This post contains spoilers through episode three of the fifth season of Breaking Bad.
“You’re looking at it wrong,” Jesse tells Walt, disgruntled over the costs of standing up a replacement to Gus’s meth operation, towards the end of this episode of Breaking Bad. “We maybe cleared less money, but we got a bigger piece of the pie. It’s like you said. We’re owners not employees.” I’ve talked a great deal this season about how chilling it is to see Walt twist the truth such that he’s a victim and his targets are cast in need of forgiveness, as he’s done with Skyler, and as he does again tonight. But there’s something even more unnerving at play. Walt doesn’t want to have to think about people other than himself, but he doesn’t like considering his own actions too closely either. He’s becoming what Michael Chabon in Summerland referred to as a Hollow Man, a person who gets so caught up in an infernal task and the sense of accomplishment it provides him, that he loses moral perspective and humanity, becoming a thinned-out facsimile of a person.
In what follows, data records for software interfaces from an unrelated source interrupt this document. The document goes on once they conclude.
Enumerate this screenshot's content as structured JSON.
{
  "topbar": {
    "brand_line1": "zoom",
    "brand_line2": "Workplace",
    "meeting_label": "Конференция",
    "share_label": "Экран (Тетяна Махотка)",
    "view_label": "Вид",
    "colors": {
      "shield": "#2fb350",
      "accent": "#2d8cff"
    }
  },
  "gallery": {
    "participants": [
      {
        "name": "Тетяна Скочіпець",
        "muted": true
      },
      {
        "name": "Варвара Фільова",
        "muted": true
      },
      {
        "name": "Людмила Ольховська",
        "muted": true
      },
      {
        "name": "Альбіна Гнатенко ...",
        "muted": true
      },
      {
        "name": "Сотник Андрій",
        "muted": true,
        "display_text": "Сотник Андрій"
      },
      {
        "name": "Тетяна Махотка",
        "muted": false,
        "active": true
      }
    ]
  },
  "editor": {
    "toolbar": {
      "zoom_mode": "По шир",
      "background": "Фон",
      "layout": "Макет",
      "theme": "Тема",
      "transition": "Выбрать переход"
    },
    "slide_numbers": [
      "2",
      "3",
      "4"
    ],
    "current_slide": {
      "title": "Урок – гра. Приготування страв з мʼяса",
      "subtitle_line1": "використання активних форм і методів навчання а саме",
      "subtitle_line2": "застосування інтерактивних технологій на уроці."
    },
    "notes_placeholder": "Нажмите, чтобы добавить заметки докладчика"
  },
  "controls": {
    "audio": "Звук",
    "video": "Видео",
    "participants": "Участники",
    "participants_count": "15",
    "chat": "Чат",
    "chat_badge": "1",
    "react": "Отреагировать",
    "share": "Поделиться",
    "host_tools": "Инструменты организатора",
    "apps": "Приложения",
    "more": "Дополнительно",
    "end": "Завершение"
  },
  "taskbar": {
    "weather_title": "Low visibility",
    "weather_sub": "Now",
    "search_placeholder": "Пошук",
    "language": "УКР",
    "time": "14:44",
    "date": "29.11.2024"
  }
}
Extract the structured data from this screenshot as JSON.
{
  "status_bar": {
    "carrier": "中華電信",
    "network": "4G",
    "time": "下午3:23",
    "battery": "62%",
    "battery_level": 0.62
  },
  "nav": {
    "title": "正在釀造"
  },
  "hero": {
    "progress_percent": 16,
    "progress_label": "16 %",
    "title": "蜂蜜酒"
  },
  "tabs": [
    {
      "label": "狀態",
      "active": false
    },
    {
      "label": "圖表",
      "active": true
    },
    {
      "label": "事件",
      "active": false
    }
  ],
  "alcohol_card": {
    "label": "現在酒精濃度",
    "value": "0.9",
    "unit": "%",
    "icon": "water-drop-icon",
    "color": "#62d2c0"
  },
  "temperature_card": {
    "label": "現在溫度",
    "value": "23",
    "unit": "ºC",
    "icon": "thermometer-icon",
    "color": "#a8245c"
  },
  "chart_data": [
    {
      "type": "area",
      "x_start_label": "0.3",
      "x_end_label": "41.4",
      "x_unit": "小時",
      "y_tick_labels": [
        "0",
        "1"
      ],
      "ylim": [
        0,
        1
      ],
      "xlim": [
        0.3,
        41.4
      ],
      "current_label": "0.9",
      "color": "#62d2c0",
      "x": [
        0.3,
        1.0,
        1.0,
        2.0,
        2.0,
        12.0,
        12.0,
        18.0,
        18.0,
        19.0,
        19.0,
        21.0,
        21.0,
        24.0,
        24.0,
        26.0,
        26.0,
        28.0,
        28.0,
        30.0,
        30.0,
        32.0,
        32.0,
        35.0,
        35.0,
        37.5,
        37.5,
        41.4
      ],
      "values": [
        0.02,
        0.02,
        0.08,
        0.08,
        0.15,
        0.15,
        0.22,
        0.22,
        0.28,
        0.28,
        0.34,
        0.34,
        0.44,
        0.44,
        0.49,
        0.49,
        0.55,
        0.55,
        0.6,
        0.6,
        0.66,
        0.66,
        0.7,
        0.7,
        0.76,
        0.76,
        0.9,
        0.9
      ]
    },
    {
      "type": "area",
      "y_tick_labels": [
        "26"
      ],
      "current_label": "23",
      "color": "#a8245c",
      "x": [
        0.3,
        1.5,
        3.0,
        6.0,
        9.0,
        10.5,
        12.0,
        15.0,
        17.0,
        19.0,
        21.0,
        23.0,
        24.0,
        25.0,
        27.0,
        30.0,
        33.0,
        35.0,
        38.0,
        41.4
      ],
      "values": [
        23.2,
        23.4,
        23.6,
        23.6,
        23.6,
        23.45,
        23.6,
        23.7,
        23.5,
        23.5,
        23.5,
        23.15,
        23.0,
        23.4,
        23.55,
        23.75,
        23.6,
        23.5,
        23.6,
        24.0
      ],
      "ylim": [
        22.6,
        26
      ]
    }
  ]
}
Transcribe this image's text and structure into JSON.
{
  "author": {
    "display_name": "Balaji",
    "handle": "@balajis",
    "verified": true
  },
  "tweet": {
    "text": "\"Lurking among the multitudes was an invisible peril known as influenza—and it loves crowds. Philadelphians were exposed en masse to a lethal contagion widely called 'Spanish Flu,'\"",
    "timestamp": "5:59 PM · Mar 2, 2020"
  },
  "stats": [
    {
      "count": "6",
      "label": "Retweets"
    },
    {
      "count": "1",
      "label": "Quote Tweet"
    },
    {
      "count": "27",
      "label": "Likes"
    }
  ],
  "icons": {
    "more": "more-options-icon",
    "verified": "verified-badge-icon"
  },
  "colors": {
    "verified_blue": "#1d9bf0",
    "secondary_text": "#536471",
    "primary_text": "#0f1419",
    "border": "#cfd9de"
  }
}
This was a largely expository episode of Breaking Bad, but even as it explains how Walt, Jesse, and Mike are setting about reestablishing their meth business, it sets up a battle between Mike and Walt that Mike wins. The hour begins with Mike laying down his terms for Markowski, one of his men who is incarcerated (it was very funny to see him pose as a paralegal). “The deal is the deal,” Mike tells him, encouraging the younger man to stay strong in prison. “You will be made whole.” Mike tells Walt, prior to their hunt for a new location to cook, that he needs absolute authority over their business affairs. It’s a canny play, one that lets him fulfill his promise to Markowski, and provides us with a terrific scene that lays out the operation of the new business and puts Jesse in a position to decide, once again, between Mike and Jesse. “Transportation is worth 20 percent? $275,000 worth of risk? What did Gus pay his mules?” Walt grouses about distribution costs, then complains of Mike’s men “What are they doing to further our interests? So we’re paying them why?” When Jesse offers to put up the money to forestall a fight, and because he appears to agree, at least to a certain extent, with Mike’s assessment that you pay “Because it’s what you do,” Walt steps up. But he’s forestalled the gunfight, not won it. “Listen, Walter. Just because you shot Jesse James don’t make you Jesse James,” Mike warns the man who’s tried to come after him before, without success.
With Skyler, Walt’s offering too little—and maybe even the opposite of “a little” in the form of Scarface and pizza—far too late, given that shaming your wife for an affair to distract from the fact that you manufacture and sell an exceedingly corrosive drug definitely counts as beyond any reasonable hour. When Skyler melts down after Marie lectures her, first about her occasional smoking, then about planning a celebration of the life of a man who’s making hers miserable, Marie tries to use Skyler’s distress to leverage some form of truth out of Walt. He, of course, sees it as an opportunity to make even more people see him as noble and put-upon. “It wasn’t ongoing or anything. Skyler and I have been trying to put things back together,” he tells Marie. “Then the accident happened and she got—I’m begging you, please. Keep this to yourself. I don’t want Hank to think less of her, or me.” Walter White may not ultimately prove to be a successful crime lord, but he’d make one hell of a terrific political campaign manager leaking things to the press to cause maximum damage.
I have to admit, this episode has me wondering if Skyler might die, not at the hands of Walt or his co-conspirators, but by her own. The vast grief in her eyes as she contemplates the damage she’s done to Ted, her fear in Walt’s bed, in Walt’s arms, which she can only be subjected to more as he moves back into their home, her frantic, overwhelmed reaction to Marie’s questions—this is a woman who increasingly seems unable to face the world, and whose attempts to make her lot livable have failed.
Jesse, who once seemed to have consigned himself to slow self-murder, is stronger today. But it’s deeply unnerving to watch him welcome Walt into his home, for a dinner or beer, leaving Walt alone on the couch with Brock, even more vulnerable than the still-fragile man who’s acting as his father. Walt nearly stole Brock’s life, and by the end of this episode, he’s stolen Jesse from him. I’m not sure if Walt intended to encourage Jesse to dump Andrea, but if so, his gambit to see if Jesse would choose Walt over Andrea was brilliant. “Jesse, I can’t pretend this doesn’t affet me. It does. But with everything we’ve been through, this has to be your decision. You’ve earned that,” Walt tells Jesse. “Secrets create barriers between people. Speaking from experience, believe me…If you choose to spend the rest of your life with this person, then you’ll have to decide how much you share with her.” But whether Walt recognizes the true damage of that distance, or believes that unlike Icarus, he can fly at a closely regulated, viable height above the earth but below the sun, is a question we probably won’t know until the series’ very end.